Solar panels are one of those home commitments that can really benefit a homeowner and the environment but require some serious long-term planning.
For one thing, the return on investment period for solar panels in many parts of the country is somewhere around 8 years, which may be longer than many families plan to stay in a given home.
When you commit to buying or leasing solar panels, recognize that you’ll be creating an obligation that will pass to your buyers. In certain markets, you may find that having those solar panels actually boosts your home’s value, making your own investment even better, but you have to find the specific buyers who see them as a boon and not a burden.
Here’s what to consider, whether you’re shopping for panels now or trying to sell your home with the current panels on it.
Buying Versus Leasing Panels
When you purchase solar panels outright, you may experience the sticker shock that comes with a $20,000 (on average) upgrade to your home.
That being said, you’ve likely charted a path through those first 8 years, since after the payback period of electricity generation, most solar panels last much longer and give you free electricity. Panels range in lifespan from 25-30 years in many cases!
Of course, if you sell before 8 years, your goal may be to price the home to recoup any remaining investment. Your real estate agent can give you advice about whether to price slightly higher because of a relatively new solar panel array. If the trend locally is that buyers won’t pay more for them, you may need to reconsider that option.
With leased panels, a popular option in the past 10 years that has been in decline in the most recent couple of years, you would have to “buy out” your lease in order to own the solar panels outright or pay to have them removed professionally, depending on the options your lease company offers.
There are also ways to transfer your lease contract to a buyer, but it can be tricky and many buyers balk at having to immediately set up a new expense, paying monthly installments on the lease.
In both cases, however, a little buyer education can at least show buyers that solar panels are a benefit, even if they aren’t willing to pay top dollar for them.
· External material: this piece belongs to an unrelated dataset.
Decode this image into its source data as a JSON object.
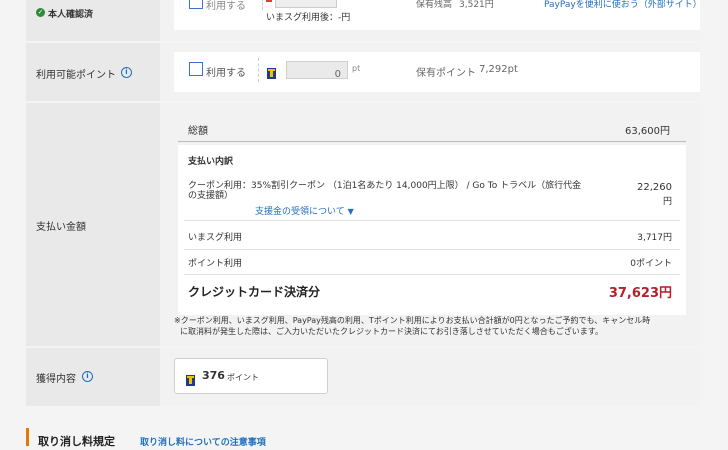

Solar panels have very simple and easy maintenance, so they aren’t tacking on a bunch of new bills like a swimming pool or hours of work like a hot tub.
They gather electricity during all sunny times and in many states, you can ‘sell back’ electricity you don’t use to the electric company so that your panels actually pay for themselves faster.
Lastly, the lowered utility bills often make up for any costs the lease brings – encourage buyers who haven’t considered solar panels before by showing them key numbers and metrics for why taking on a leased or purchased solar panel array isn’t a bad deal for them.
The Luxury Upgrade Challenge
While the modern interest in solar panels has grown to where most buyers know about them, your biggest challenge with selling a home with solar panels is the issue of any luxury upgrade. There is absolutely a buyer out there somewhere who would love to have a particular luxurious backyard pool or gorgeous, top-dollar kitchen, but the chance that they are currently shopping in your market is pretty low.
So your challenge to overcome is that you want a great price for your home so that you can purchase your next home, but at the same time, you need to find a wide net of buyers so that the people who end up placing offers aren’t just accepting the solar panels, but instead are thrilled about them.
Options for Selling a House With Solar Panels
One option is to find a real estate agent who has sold homes with solar panels before. Often, agents bring a wealth of insights to their work, and because they are incentivized to get you a great price, they have a reason to really do their homework in this arena.
One of the reasons that a real estate agent is worthwhile for some sellers or buyers is that they can vastly increase your home’s market exposure, and as we mentioned, your challenge is getting your home in front of the buyer who desperately wants solar panels anyway.
When you partner with a great real estate agent, they’ll list your home on a wide variety of listing sites and they’ll have good publicity in place to quickly showcase the value of the solar panels and other features of the home. Instead of just marketing the solar panels well, they’ll notice ways that they can bring great buyers to the table and help you see the returns you want.
Another option is to consider a cash buyer like HomeGo. If you are having trouble selling your house through the traditional methods, companies like HomeGo will buy your house as-is for a fair price. If you’re ready to get a cash offer on your home, contact us today!